First Trust, the ETF issuer that maintains a line of nearly 40 sector- and style-specific ETFs, has filed with the SEC to launch the First Trust NASDAQ ABA Community Bank Index Fund, which will offer exposure to community banks in the U.S. The new fund, which will have an expense ratio of 0.60%, will seek to replicate the performance of the NASDAQ OMX ABA Community Bank Index, a recently introduced benchmark. Although there is no shortage of ETFs tracking various corners of the financial sector, there are several things about the proposed fund that makes it a unique offering.
The index tracked by the new ETF is unique in several ways. Specifically, it holds all banks and thrifts listed on the NASDAQ excluding:
- Any of the largest 50 banks based on asset size
- Any banks having an “international specialization”
- Any banks having a “credit card specialization”
In addition, in order to be eligible, companies must have (1) market capitalization of at least $200 million and (2) three-month average daily dollar trading volume of $500,000. At the time of the index launch last week, there were approximately 600 community banks listed on the NASDAQ Exchange.
Different Breed of Bank
Community banks are obviously very different from the financial behemoths operating out of New York City. International banks often have their hands in a number of different pies, including asset securitization, investment banking, asset management.
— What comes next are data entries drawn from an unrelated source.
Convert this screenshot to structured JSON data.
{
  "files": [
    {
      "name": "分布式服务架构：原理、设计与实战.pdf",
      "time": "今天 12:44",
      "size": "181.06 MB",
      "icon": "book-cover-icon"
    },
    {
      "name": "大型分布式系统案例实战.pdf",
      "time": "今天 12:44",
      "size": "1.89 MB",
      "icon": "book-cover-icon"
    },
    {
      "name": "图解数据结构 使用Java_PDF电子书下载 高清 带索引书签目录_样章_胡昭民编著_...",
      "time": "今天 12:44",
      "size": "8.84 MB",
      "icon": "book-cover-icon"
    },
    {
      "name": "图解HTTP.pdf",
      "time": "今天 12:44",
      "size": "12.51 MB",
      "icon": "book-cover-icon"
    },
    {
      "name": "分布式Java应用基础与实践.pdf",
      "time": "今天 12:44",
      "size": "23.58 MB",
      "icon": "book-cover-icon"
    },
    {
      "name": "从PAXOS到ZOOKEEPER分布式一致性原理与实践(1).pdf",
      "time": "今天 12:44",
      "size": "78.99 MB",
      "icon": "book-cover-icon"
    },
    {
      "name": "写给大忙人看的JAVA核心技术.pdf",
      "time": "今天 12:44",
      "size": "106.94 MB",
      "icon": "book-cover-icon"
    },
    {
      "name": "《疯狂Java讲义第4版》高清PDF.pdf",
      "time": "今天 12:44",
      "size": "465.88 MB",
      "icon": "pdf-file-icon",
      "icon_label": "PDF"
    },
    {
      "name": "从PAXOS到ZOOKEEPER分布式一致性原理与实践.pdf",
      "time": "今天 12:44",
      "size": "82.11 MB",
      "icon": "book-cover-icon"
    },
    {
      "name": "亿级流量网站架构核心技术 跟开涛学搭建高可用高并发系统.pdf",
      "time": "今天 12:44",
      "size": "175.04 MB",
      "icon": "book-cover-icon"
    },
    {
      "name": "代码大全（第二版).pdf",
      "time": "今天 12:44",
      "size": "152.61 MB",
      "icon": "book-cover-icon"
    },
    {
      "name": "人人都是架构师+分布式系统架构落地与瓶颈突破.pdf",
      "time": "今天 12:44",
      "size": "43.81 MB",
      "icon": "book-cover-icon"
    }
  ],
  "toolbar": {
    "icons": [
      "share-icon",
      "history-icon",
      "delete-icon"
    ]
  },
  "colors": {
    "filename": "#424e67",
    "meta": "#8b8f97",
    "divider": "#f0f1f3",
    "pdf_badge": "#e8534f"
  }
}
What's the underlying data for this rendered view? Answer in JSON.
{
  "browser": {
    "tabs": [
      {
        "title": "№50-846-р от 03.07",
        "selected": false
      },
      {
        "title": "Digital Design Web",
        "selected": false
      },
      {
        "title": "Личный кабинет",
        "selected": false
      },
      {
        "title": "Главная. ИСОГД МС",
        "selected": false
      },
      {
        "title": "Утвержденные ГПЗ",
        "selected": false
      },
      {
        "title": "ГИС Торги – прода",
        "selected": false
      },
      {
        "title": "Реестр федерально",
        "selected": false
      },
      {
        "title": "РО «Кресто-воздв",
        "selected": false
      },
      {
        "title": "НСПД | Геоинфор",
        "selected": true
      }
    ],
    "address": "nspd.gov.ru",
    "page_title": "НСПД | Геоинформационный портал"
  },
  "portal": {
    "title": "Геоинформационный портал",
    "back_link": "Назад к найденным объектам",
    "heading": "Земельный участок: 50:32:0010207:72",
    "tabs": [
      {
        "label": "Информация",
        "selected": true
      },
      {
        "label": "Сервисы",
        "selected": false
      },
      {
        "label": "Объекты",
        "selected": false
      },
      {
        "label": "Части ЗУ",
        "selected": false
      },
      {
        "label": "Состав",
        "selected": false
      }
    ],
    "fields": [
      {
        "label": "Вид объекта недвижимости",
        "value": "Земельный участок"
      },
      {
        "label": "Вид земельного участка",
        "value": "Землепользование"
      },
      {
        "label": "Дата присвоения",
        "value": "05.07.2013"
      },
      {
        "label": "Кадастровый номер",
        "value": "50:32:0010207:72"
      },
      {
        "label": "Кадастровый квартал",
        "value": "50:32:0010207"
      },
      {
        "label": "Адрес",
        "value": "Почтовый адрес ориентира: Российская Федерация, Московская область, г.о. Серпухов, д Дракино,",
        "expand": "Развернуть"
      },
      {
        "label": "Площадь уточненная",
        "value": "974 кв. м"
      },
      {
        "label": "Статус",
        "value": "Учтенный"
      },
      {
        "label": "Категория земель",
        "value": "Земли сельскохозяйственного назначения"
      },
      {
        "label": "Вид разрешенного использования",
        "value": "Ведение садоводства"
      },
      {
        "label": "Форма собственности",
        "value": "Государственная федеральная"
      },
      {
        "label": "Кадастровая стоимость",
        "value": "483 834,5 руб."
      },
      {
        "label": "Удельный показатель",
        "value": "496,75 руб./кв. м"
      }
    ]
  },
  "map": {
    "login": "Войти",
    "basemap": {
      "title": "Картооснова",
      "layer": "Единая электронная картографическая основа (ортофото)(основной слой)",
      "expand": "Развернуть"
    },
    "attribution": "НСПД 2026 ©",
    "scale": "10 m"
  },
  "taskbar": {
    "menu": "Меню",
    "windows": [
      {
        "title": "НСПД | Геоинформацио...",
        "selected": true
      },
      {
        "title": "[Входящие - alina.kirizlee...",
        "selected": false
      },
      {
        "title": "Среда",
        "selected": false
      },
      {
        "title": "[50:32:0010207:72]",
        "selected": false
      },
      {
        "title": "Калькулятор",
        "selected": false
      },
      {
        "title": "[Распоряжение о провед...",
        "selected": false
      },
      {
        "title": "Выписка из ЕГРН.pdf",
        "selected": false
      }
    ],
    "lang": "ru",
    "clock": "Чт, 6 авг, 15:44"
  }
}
Community banks, on the other hand, concentrate on activities that come to mind for most people when thinking of a bank: individual and commercial lending.
While the stock prices of the world’s largest banks were, for the most part, universally pounded during the financial crisis, the performance of community banks was all over the board. Because they weren’t involved in the creation of many of the complex financial instruments that contributed to the latest financial crisis, many community banks have made it through the recession (or at least made it to this point in the recession) relatively unscathed. But others haven’t been so lucky. Unlike those of national and even regional banks (such as those tracked by the SPDR KBW Regional Banking ETF – KBE), the operations of community banks are often confined to a relatively small geographic area, leaving these institutions vulnerable to unique risk factors.
While default rates in many communities have risen only slightly over the last few years, those in certain areas have skyrocketed. Consider two of the banks comprising the new index:
- Citizens First Bancorp (CTZN): Based in Port Huron and serving southeastern Michigan
- Roma Financial Corp. (ROMA): Based in Trenton and serving four counties in New Jersey
Compared to Michigan, where the demise of the U.S. automobile industry has crippled the economy, New Jersey has been booming. And the differences in the health of these regions shows in the relative performance of these two stocks.
While this example is admittedly a bit extreme, hopefully it conveyed my point: while investments in community banks generally provide more stable returns than investments in large global financial institutions, they also come with a fair amount of geographic risk. Which is why a community bank index (and an ETF replicating that index) is an excellent innovation – the unsystematic risk is diversified away, leaving exposure to local financial institutions around the country.